Assign work within programs students are familiar with so they don’t have problems accessing and operating at home. These assignments should also be clear cut so that students don’t have to search for different links and resources. Less steps equals less excuses.
Xello also generates student-centered data, time-stamps student logins, and runs reports based on student engagement.
This information can help guide conversations in the future, either with kids in classroom meetings, individually during one-on-one check ins. or with parents as scheduled communication.
Communicate That You Are There For Your Students, But Not On Call
Many educators are not only in charge of equipping parents with homeschooling help, but now also feel responsible to monitor students’ emotional well-being, access to technology, personal safety, and food security.
It’s a big weight to bear, especially when educators are also carrying their own feelings of sadness and grief. In such a compassionate profession, it’s hard not to constantly think about struggling families, kids potentially falling through the cracks, or colleagues that may need additional support.
Remember: We may not be able to control everything that’s going on right now, but we are able to control how we respond to it.
Creating boundaries is one of the best things you can do for your personal well being. Some ways to set these boundaries are:
- Set a time where you stop checking your work email (and make sure you aren’t getting alerts on your phone throughout the night!).
- Pick a chunk of time that is just for you. Sit in silence. Ride your bike. Read a book. Call a friend. Take a bubble bath. Make sure that you’re investing in your own social, emotional, and physical health.
- Determine a protocol for when you’re busy and your child needs you. What can they do instead? Who else can they ask? What can you say to quickly redirect them?
- Consider the consequences if boundary lines are blurred. This may mean having some hard discussions with students or parents. It may look like following through with punishment for your own children. Even though this may cause initial stress for those involved, people crave boundaries, and adhering to them will create a culture of care and respect.
Take Breaks From COVID-19 Coverage
We all want to regain control, and the media has a way of tricking us into thinking we are preparing our minds and bodies for the nature of this pandemic.
Studies have shown that consuming news coverage for an extended period of time may actually increase our anxieties and raise cortisol levels.
By initiating our body’s “fight-or-flight” response, we are potentially setting ourselves up for digestive, sleep, and emotional-regulation issues. Try to seek content from reputable sources and only for thirty minutes at a time.
The hard part for you may not be watching the news, but just getting away from the topic in general. Educator friends on Facebook may be posting homeschool activities or memes reminding you of the pandemic.
Wellness accounts are supplying consumers with self-care strategies and at-home workouts, which serves as a constant reminder that our normal lives are on hold.

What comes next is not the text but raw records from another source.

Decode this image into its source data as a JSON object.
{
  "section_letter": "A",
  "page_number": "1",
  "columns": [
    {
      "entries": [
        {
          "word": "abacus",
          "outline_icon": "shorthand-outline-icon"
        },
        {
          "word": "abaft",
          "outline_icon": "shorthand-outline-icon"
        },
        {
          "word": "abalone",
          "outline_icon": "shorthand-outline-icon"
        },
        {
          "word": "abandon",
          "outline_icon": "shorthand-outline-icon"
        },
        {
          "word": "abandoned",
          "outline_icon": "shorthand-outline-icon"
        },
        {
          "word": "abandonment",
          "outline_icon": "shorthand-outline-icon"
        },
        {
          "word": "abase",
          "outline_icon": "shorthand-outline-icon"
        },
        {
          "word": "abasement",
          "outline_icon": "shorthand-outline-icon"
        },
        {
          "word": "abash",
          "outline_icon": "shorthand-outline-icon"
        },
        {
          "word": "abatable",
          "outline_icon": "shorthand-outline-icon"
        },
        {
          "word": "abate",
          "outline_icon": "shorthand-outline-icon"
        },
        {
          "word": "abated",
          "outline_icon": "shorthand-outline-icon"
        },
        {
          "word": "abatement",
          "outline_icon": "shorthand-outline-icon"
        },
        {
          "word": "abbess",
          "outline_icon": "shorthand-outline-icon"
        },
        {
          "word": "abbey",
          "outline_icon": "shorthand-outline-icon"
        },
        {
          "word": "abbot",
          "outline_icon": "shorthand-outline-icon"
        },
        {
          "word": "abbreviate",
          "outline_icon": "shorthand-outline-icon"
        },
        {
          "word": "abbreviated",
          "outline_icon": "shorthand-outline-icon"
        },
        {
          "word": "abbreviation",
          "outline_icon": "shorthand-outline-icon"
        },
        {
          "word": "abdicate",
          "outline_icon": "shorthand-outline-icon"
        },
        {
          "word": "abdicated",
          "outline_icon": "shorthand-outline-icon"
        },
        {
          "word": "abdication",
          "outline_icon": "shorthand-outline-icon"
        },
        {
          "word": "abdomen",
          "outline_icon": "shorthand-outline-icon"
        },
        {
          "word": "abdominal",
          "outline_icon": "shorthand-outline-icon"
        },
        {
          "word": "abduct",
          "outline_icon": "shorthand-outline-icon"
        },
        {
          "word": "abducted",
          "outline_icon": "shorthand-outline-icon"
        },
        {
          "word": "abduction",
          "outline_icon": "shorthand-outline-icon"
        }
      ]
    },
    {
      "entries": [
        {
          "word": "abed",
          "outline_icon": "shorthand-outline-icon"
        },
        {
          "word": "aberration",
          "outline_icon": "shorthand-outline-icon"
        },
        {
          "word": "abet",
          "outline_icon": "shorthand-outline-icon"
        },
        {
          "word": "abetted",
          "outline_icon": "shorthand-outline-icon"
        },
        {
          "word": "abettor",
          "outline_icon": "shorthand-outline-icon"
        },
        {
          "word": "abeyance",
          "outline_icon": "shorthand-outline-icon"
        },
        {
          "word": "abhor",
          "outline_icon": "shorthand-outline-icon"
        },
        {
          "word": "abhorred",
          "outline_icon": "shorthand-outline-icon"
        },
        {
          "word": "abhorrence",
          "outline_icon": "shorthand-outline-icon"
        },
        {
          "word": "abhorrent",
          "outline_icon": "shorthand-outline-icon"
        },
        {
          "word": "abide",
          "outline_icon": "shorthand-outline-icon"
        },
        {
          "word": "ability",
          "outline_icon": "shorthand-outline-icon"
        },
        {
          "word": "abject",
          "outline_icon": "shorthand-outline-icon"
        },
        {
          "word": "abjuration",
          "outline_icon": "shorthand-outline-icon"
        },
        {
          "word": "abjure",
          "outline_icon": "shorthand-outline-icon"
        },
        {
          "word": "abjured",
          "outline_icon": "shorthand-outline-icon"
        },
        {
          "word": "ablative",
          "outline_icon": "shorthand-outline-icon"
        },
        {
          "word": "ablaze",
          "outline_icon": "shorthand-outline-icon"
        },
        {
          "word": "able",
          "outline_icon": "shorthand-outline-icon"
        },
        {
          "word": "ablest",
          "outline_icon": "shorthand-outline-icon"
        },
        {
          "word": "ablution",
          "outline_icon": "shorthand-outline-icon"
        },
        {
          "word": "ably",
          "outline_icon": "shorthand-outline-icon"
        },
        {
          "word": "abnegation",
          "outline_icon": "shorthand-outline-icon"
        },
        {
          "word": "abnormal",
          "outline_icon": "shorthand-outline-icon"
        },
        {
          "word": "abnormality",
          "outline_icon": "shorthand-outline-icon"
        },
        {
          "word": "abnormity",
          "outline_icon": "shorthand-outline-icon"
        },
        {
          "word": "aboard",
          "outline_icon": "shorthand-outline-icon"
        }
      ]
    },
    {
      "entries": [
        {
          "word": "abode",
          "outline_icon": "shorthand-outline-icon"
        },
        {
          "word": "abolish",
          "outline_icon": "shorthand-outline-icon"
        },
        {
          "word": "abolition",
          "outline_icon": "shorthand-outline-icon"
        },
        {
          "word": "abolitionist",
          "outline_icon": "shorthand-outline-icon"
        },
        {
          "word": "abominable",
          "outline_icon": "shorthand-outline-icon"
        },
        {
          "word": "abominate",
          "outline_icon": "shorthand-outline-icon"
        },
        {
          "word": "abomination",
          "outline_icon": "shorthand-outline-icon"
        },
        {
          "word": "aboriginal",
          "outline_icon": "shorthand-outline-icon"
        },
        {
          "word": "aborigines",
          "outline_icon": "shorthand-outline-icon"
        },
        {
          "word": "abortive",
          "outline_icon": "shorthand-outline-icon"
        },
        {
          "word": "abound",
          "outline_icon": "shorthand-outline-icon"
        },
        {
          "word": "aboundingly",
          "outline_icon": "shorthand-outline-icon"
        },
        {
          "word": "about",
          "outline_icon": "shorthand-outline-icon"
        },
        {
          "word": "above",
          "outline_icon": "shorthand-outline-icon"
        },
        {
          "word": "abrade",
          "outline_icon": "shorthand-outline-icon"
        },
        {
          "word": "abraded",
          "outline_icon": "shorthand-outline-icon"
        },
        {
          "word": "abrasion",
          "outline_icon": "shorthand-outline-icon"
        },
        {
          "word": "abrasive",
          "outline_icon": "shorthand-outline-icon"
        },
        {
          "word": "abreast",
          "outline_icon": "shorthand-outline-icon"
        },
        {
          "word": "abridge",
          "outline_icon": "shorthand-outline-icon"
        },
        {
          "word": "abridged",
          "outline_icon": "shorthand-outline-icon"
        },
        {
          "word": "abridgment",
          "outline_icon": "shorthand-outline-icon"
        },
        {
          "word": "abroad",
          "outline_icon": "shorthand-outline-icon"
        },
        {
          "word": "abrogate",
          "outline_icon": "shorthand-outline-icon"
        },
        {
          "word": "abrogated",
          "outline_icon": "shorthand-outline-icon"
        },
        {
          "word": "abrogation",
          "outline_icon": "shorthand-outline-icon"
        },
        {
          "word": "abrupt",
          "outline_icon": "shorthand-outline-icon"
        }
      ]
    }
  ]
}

While these are good resources, also know that it is totally okay to unfollow or silence accounts that are causing more harm than good to your mentality.
By following the above tips, you’ll come out stronger & with your mental health intact. Stay strong! You’ve got this.